In an earlier post about the sudden appearance of a raft of digital fly fishing magazines, I suggested the most common online magazine format — which mimicked paper magazines (sometimes even requiring you to flip pages) — was simply an interim step.
Which led to a few “WTF?” emails.
The operative concept is that new media initially duplicates the media it replaces — a reflection of our resistance to change instead of an acknowledgement of what’s really possible.
I couldn’t pinpoint what was coming, but a lot of us cast envious glances at the groundbreaking New York Times’ Snow Fall avalanche story site.
It seamlessly combined words, pictures (big ones), special effects, video and a bunch of other goodies. Unfortunately, it cost a lot of time and money to produce.
Years later, technology has advanced to the point that even lowly marketing types are looking hard at what I uncreatively called “Big Story” technology in this blog post.
My web guy and I are still looking for the right place to pitch a Big Story project, but Chi Wulff thinks it’s time fly fishing moved into the digital era.
If they pull it off, I’d suggest they’ll be the first to move fly fishing into the “real” digital era — where media is freed from the expectations (and the shackles) of the past.
From Chi Wulff:
As a team, overall we’re passionate supporters of the digital magazine format which has become so pervasive in fly fishing (North American > world) these days, though as publishers of Swing the Fly we’d be the first to admit there are some rather profound limitations in the digital magazine format when it comes to long form storytelling; limitations that frankly are long form deal killers given today’s technology.
They’re calling their effort The Paspartu Project, and while the website basically puts you in contact with them, I am looking forward to their efforts (full disclosure — I’m not involved).
Various news media are using “Big Story” tech already (see The Sea Washed It Away by The Weather Channel). So it’s not new.
But it should prove interesting. I’ll leave you with what I wrote on my writing blog:
Combining video, audio files, still photography, words, graphics and other relevant bits is not easy.
Obviously, you need someone to shoot all that video and still photography, write the story, extract the telling quotes, create the graphics, write and record (or find) the music, assemble the narrative and create a cohesive whole.
And that’s the short list.
A few screenwriting or directing skills wouldn’t be out of place. And it’s probably not going to happen quickly (the now-famous New York Times Snow Fall avalanche story site reportedly took 12 staffers nearly six months to create).
I find this kind of amplified storytelling interesting. But I also sat down with a pen and paper and sketched the costs of creating even a basic Big Story for a client.
Not cheap. Not even close.
Still, we’re seeing glimmers of a way forward — a larger online canvas for writers, artists, journalists and marketers.
One more thought. How do you integrate advertising into a Big Story — at least in ways advertisers will recognize (remember, they suffer a bigger resistance to change than even readers).
See you kicking the tires on what comes next, Tom Chandler.

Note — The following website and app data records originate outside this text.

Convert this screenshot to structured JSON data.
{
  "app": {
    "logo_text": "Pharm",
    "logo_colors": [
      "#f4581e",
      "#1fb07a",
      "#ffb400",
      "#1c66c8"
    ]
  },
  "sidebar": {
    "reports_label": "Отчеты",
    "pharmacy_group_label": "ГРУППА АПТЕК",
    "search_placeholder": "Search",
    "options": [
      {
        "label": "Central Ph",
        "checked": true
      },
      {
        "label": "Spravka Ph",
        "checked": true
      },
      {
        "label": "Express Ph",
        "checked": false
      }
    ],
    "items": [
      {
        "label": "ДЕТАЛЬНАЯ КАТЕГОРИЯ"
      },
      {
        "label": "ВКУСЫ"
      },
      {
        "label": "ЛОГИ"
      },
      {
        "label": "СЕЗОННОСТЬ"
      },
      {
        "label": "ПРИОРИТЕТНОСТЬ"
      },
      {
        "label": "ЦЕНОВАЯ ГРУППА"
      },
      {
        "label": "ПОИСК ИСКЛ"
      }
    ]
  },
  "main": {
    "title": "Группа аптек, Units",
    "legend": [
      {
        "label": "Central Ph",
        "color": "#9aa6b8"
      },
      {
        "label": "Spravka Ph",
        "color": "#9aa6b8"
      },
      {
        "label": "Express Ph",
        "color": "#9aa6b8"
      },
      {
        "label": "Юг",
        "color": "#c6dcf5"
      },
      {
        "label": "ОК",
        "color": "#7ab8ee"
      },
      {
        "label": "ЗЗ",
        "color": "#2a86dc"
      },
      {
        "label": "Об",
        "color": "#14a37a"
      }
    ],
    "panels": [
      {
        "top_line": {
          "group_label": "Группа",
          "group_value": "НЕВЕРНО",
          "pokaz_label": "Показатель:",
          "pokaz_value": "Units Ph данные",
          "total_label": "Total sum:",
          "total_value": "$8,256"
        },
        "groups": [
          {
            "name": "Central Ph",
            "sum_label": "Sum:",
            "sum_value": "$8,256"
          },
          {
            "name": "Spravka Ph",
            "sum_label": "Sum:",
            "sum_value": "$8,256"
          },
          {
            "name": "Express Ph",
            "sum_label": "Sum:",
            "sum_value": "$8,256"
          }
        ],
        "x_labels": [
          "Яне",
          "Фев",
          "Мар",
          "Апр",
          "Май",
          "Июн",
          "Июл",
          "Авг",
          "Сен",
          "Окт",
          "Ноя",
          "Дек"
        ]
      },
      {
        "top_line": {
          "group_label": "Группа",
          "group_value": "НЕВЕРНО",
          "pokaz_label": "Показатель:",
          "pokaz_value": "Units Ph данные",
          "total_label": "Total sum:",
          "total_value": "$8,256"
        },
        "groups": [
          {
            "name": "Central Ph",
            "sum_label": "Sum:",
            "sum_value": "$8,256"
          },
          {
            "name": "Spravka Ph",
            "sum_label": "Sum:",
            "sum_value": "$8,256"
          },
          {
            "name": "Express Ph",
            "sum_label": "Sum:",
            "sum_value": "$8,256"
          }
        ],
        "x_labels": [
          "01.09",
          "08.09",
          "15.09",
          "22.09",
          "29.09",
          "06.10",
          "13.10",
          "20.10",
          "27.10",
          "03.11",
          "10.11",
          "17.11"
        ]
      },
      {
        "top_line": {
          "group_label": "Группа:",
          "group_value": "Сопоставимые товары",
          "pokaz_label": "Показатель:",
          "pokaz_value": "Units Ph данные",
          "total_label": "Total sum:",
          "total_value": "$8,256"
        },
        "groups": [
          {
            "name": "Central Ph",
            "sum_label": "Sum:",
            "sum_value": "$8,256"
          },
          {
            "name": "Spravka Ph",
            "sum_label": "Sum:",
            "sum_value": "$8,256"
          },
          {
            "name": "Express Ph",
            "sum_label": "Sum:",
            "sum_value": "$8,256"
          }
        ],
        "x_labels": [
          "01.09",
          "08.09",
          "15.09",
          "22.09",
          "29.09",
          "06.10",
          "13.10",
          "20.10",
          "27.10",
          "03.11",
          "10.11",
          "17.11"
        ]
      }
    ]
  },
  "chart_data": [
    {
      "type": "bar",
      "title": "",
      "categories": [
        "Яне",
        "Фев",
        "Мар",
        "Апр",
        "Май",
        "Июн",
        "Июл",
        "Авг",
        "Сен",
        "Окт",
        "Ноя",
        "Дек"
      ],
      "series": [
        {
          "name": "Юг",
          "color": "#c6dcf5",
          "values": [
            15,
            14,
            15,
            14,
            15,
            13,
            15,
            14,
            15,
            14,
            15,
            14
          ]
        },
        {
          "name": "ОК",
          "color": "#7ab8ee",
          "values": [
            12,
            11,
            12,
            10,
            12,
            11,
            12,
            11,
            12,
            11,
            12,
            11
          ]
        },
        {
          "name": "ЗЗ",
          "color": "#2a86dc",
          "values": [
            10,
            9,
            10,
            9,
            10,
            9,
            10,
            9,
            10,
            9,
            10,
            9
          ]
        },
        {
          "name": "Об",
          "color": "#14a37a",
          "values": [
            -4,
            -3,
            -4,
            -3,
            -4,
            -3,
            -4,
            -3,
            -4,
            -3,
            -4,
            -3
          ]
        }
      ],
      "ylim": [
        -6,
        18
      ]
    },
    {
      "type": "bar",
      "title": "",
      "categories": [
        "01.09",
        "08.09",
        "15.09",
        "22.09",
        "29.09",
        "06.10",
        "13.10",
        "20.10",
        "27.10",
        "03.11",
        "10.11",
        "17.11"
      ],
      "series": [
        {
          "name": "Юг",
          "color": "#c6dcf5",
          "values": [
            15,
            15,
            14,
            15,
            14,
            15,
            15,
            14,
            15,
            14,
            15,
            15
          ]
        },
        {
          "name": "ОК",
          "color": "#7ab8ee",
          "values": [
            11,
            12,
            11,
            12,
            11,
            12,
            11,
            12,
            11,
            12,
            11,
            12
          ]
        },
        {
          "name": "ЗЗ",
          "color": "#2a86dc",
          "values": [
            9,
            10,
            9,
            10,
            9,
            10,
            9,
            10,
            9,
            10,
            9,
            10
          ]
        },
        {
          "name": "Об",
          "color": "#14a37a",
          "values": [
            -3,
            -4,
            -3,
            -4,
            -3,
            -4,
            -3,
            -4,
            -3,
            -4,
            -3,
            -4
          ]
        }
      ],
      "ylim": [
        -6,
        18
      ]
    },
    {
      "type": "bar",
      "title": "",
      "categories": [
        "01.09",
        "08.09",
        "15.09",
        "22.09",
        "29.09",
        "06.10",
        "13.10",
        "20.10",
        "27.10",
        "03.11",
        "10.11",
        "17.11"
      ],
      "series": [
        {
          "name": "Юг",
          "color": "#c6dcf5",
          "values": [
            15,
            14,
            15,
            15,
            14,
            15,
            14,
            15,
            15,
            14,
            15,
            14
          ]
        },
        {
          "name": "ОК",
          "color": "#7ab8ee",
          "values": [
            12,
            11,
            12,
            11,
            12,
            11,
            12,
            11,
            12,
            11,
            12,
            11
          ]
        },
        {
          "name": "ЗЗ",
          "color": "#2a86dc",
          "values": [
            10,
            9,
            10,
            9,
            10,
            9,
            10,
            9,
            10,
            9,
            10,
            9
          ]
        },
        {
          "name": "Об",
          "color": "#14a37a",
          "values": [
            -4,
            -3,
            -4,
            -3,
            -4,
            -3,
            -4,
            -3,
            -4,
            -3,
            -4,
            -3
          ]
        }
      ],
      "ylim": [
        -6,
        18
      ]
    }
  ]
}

There was a time when a hole in my schedule might be plugged writing an article for this blog (like the fishing report and Gierach book review I owe you slobs), but these days, a free couple of hours might find me at the sandwich shop buying a meatball sub to split with M2, who — being the younger kid — doesn’t get nearly as many solo outings as her older sister.
She can’t cast and frankly, she’s a danger to herself and others when she lays hand on a fly rod, but taking her fishing (this her first time) is still a remarkable amount of fun.
At least until she announces it’s time to make poopie.
Fun, it seems, is never wholly without cost.
Still, stealing her away from pre-school two hours early feels like a hard-earned jailbreak to both of us.
No trout were caught — and I knew that was probably going to be the case — but I did take advantage of the visit to note my little creek is already showing some bones, and this in the midst of our typical roaring “runoff” period.
See you at the sub shop, Tom Chandler.